Tom ventures to a grill house that celebrates the best of Northern Spain – in Wales, of course.
I’ve been waiting some time for lunch at Asador 44, a Northern Spanish grill house in the shadow of Cardiff’s Principality Stadium. Six months to be precise. Lockdown rather ruined my March booking. And a second Welsh shutdown nearly did it again. But I just made it, days before Wales was herded once more into forced hibernation. God knows how they cope.
Jonathan Swain, the man behind the excellent theplatelickedclean.co.uk blog, is my companion, and he’s evangelical about the place. Now I know why. Because Asador 44 is scented with woodsmoke and happiness, a magnificent place where coals glow and spit and great cuts of Galician beef – with their deep red hue and rivulets of alabaster fat – pose in glass-fronted fridges like beautiful bovine marble.
The kitchen, visible through a window on which the day’s specials are scrawled, is built around a vast iron Parrilla grill. Operated with expert aplomb. And there’s so much to love that I barely know where to start. The homemade sourdough with the charred crust, spread thick with jamon Iberico butter, a riot of merry animal fats? Or the blue-bellied shrimp from San Luca, fried in the most gossamer of batters? Or those just-cooked sweet and pure rojo wild prawns, as sweet and pure as a kiss?
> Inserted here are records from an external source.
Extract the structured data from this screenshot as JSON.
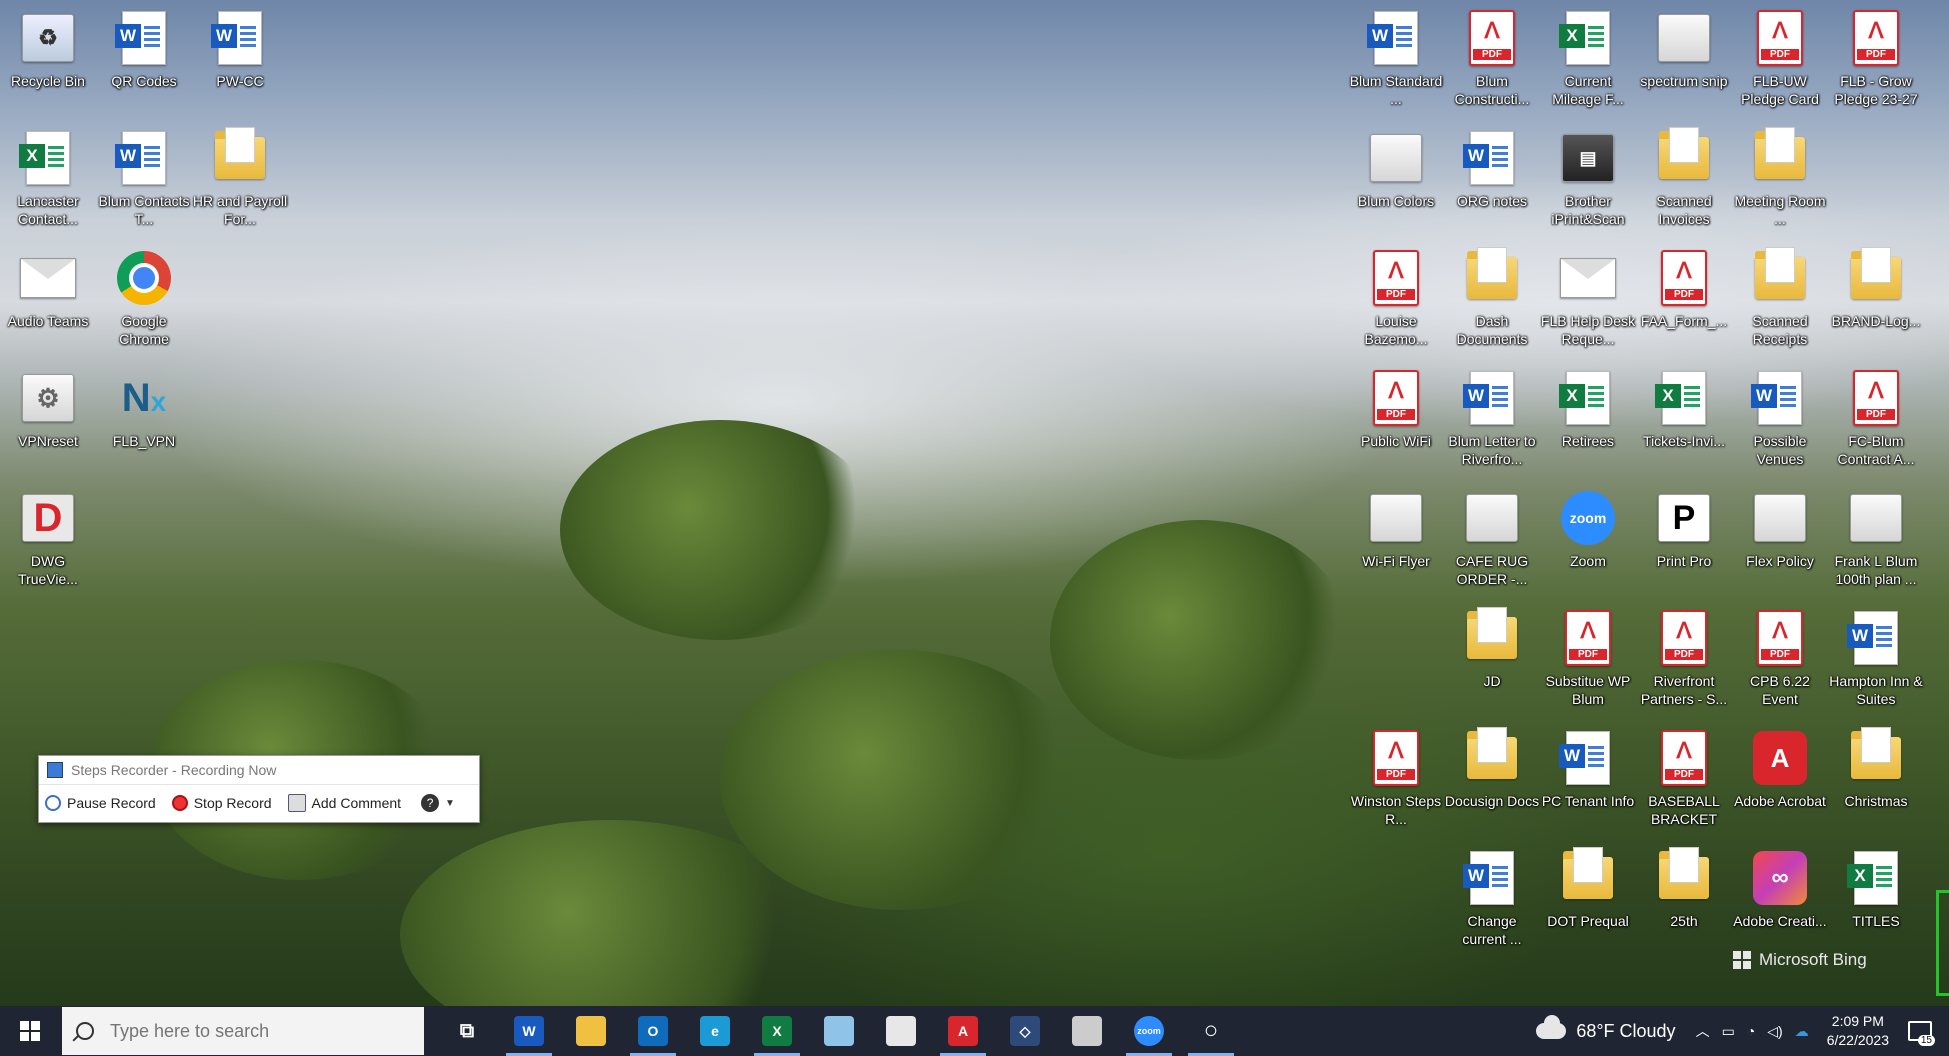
{
  "desktop": {
    "left_icons": [
      {
        "label": "Recycle Bin",
        "type": "recycle"
      },
      {
        "label": "QR Codes",
        "type": "word"
      },
      {
        "label": "PW-CC",
        "type": "word"
      },
      {
        "label": "Lancaster Contact...",
        "type": "excel"
      },
      {
        "label": "Blum Contacts T...",
        "type": "word"
      },
      {
        "label": "HR and Payroll For...",
        "type": "folder"
      },
      {
        "label": "Audio Teams",
        "type": "envelope"
      },
      {
        "label": "Google Chrome",
        "type": "chrome"
      },
      {
        "label": "VPNreset",
        "type": "gear"
      },
      {
        "label": "FLB_VPN",
        "type": "nx"
      },
      {
        "label": "DWG TrueVie...",
        "type": "dwg"
      }
    ],
    "right_icons": [
      {
        "label": "Blum Standard ...",
        "type": "word"
      },
      {
        "label": "Blum Constructi...",
        "type": "pdf"
      },
      {
        "label": "Current Mileage F...",
        "type": "excel"
      },
      {
        "label": "spectrum snip",
        "type": "generic"
      },
      {
        "label": "FLB-UW Pledge Card",
        "type": "pdf"
      },
      {
        "label": "FLB - Grow Pledge 23-27",
        "type": "pdf"
      },
      {
        "label": "Blum Colors",
        "type": "generic"
      },
      {
        "label": "ORG notes",
        "type": "word"
      },
      {
        "label": "Brother iPrint&Scan",
        "type": "printer"
      },
      {
        "label": "Scanned Invoices",
        "type": "folder"
      },
      {
        "label": "Meeting Room ...",
        "type": "folder"
      },
      {
        "label": "Louise Bazemo...",
        "type": "pdf"
      },
      {
        "label": "Dash Documents",
        "type": "folder"
      },
      {
        "label": "FLB Help Desk Reque...",
        "type": "envelope"
      },
      {
        "label": "FAA_Form_...",
        "type": "pdf"
      },
      {
        "label": "Scanned Receipts",
        "type": "folder"
      },
      {
        "label": "BRAND-Log...",
        "type": "folder"
      },
      {
        "label": "Public WiFi",
        "type": "pdf"
      },
      {
        "label": "Blum Letter to Riverfro...",
        "type": "word"
      },
      {
        "label": "Retirees",
        "type": "excel"
      },
      {
        "label": "Tickets-Invi...",
        "type": "excel"
      },
      {
        "label": "Possible Venues",
        "type": "word"
      },
      {
        "label": "FC-Blum Contract A...",
        "type": "pdf"
      },
      {
        "label": "Wi-Fi Flyer",
        "type": "generic"
      },
      {
        "label": "CAFE RUG ORDER -...",
        "type": "generic"
      },
      {
        "label": "Zoom",
        "type": "zoom"
      },
      {
        "label": "Print Pro",
        "type": "printpro"
      },
      {
        "label": "Flex Policy",
        "type": "generic"
      },
      {
        "label": "Frank L Blum 100th plan ...",
        "type": "generic"
      },
      {
        "label": "JD",
        "type": "folder"
      },
      {
        "label": "Substitue WP Blum",
        "type": "pdf"
      },
      {
        "label": "Riverfront Partners - S...",
        "type": "pdf"
      },
      {
        "label": "CPB 6.22 Event",
        "type": "pdf"
      },
      {
        "label": "Hampton Inn & Suites",
        "type": "word"
      },
      {
        "label": "Winston Steps R...",
        "type": "pdf"
      },
      {
        "label": "Docusign Docs",
        "type": "folder"
      },
      {
        "label": "PC Tenant Info",
        "type": "word"
      },
      {
        "label": "BASEBALL BRACKET",
        "type": "pdf"
      },
      {
        "label": "Adobe Acrobat",
        "type": "acrobat"
      },
      {
        "label": "Christmas",
        "type": "folder"
      },
      {
        "label": "Change current ...",
        "type": "word"
      },
      {
        "label": "DOT Prequal",
        "type": "folder"
      },
      {
        "label": "25th",
        "type": "folder"
      },
      {
        "label": "Adobe Creati...",
        "type": "creative"
      },
      {
        "label": "TITLES",
        "type": "excel"
      }
    ],
    "watermark": "Microsoft Bing"
  },
  "steps_recorder": {
    "title": "Steps Recorder - Recording Now",
    "pause_label": "Pause Record",
    "stop_label": "Stop Record",
    "comment_label": "Add Comment",
    "help_label": "?"
  },
  "taskbar": {
    "search_placeholder": "Type here to search",
    "apps": [
      {
        "name": "task-view",
        "glyph": "⧉",
        "color": "transparent"
      },
      {
        "name": "word",
        "glyph": "W",
        "color": "#185abd"
      },
      {
        "name": "file-explorer",
        "glyph": "",
        "color": "#f0c040"
      },
      {
        "name": "outlook",
        "glyph": "O",
        "color": "#0f6cbd"
      },
      {
        "name": "edge",
        "glyph": "e",
        "color": "#1c9ad6"
      },
      {
        "name": "excel",
        "glyph": "X",
        "color": "#107c41"
      },
      {
        "name": "notepad",
        "glyph": "",
        "color": "#8fc3e8"
      },
      {
        "name": "paint",
        "glyph": "",
        "color": "#e7e7e7"
      },
      {
        "name": "acrobat",
        "glyph": "A",
        "color": "#d8262c"
      },
      {
        "name": "defender",
        "glyph": "◇",
        "color": "#2e4a7a"
      },
      {
        "name": "snipping",
        "glyph": "",
        "color": "#cccccc"
      },
      {
        "name": "zoom",
        "glyph": "zoom",
        "color": "#2d8cff"
      },
      {
        "name": "steps-recorder",
        "glyph": "○",
        "color": "transparent"
      }
    ],
    "weather": "68°F Cloudy",
    "time": "2:09 PM",
    "date": "6/22/2023",
    "notification_count": "15"
  }
}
Vegetables are treated with equal adoration, be it a smoke-tinged leek vinaigrette, the soft stems buried beneath a flurry of breadcrumbs and cured Senorio cheese. Or slivers of charcoal-roasted beetroot, sharp with grapes and apple. The flavours not so much holler as sing with joyous glee.
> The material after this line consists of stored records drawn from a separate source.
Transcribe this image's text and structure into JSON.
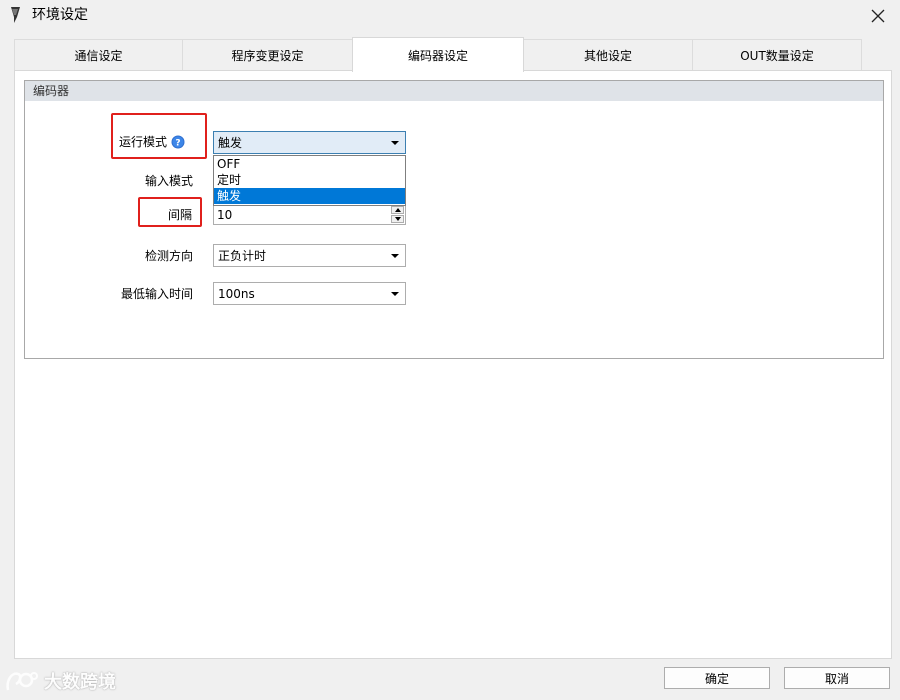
{
  "window": {
    "title": "环境设定"
  },
  "tabs": [
    {
      "label": "通信设定"
    },
    {
      "label": "程序变更设定"
    },
    {
      "label": "编码器设定"
    },
    {
      "label": "其他设定"
    },
    {
      "label": "OUT数量设定"
    }
  ],
  "group": {
    "title": "编码器",
    "fields": {
      "run_mode": {
        "label": "运行模式",
        "value": "触发",
        "options": [
          "OFF",
          "定时",
          "触发"
        ]
      },
      "input_mode": {
        "label": "输入模式"
      },
      "interval": {
        "label": "间隔",
        "value": "10"
      },
      "detect_direction": {
        "label": "检测方向",
        "value": "正负计时"
      },
      "min_input_time": {
        "label": "最低输入时间",
        "value": "100ns"
      }
    }
  },
  "footer": {
    "ok_label": "确定",
    "cancel_label": "取消"
  },
  "watermark": {
    "text": "大数跨境"
  },
  "colors": {
    "highlight": "#e0201c",
    "selection": "#0078d7",
    "group_header": "#dfe3e8"
  }
}
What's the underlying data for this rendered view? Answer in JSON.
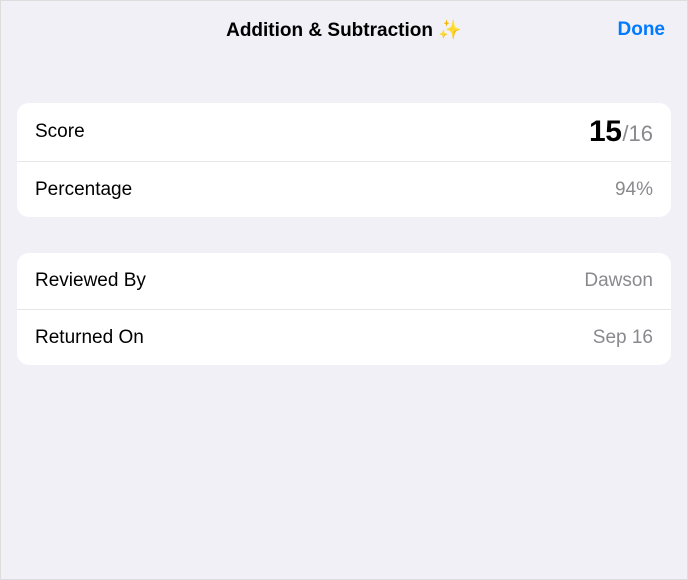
{
  "header": {
    "title": "Addition & Subtraction ✨",
    "done_label": "Done"
  },
  "score_group": {
    "score_label": "Score",
    "score_earned": "15",
    "score_slash": "/",
    "score_total": "16",
    "percentage_label": "Percentage",
    "percentage_value": "94%"
  },
  "review_group": {
    "reviewed_by_label": "Reviewed By",
    "reviewed_by_value": "Dawson",
    "returned_on_label": "Returned On",
    "returned_on_value": "Sep 16"
  }
}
Then comes the flesh, a bone-in sirloin of native breed Casina, allowed to roam free in the mountains until past its first decade. After slaughter, it’s hung for 60 days. Cooked bloody, the fat is buttercup yellow, with a quite ridiculous richness. It reminds me of soft sunsets
and lofty meadows and primal, lovely urges. The flesh, with its lusty chew, is more strident, gloriously edible evidence of a life well lived. Finally, Segovian suckling pig, a small leg, the skin as crisp as parchment, the flesh alluringly succulent.
I could write pages more on the puddings, and the wines and the service. But I think you get my point. This is a lunch drenched in love, lust and unfiltered Spanish succour. It could be my restaurant of the year.
Asador 44, anything from £12 to £80 a head, 44 Quay Street, Cardiff; asador44.co.uk
Drinks: Olly’s liquid Christmas
The taste of Christmas dances between sweet dried fruit and scented spice. Underrated icons such as Tawny Port offer apex enjoyment served with Stilton. Pedro Ximenez (PX) sherry is dark, sticky as liquorice in black treacle and divine with chocolate brownies or Christmas pud. But Malmsey from Madeira feels like orange wedges surfing waves of glossy toffee – and boosts the brilliance of Christmas cake and mince pies.
ANTHEMIS DESSERT WINE (15%), £11.99, adnams.co.uk. This sweet, orange- scented gem from Samos is a gorgeous dessert in its own right. Stock up.
THE BEST 10-YEAR-OLD TAWNY PORT (20%), £12, Morrisons. Caramel, spice, cinnamon, sultanas… all raving with glee. Serve chilled with Stilton.
TORO ALBALA DON PX GRAN RESERVA 1990 (15%), £19.95, Waitrose Cellar. If you want the most intensely sweet complex PX, this is it. And in my view, the best.
BLANDY’S SINGLE HARVEST COLHEITA MALMSEY 1999 (20%), £48, The Wine Society. Liquid Christmas cake, one of the finest fortified wines out there. Treat yourself.
Wine of the week IRRESISTIBLE PEDRO XIMENEZ SHERRY (17%), £6, Co-Op. Bargain liquid luxury. Serve chilled with Christmas pud or pour over vanilla ice cream!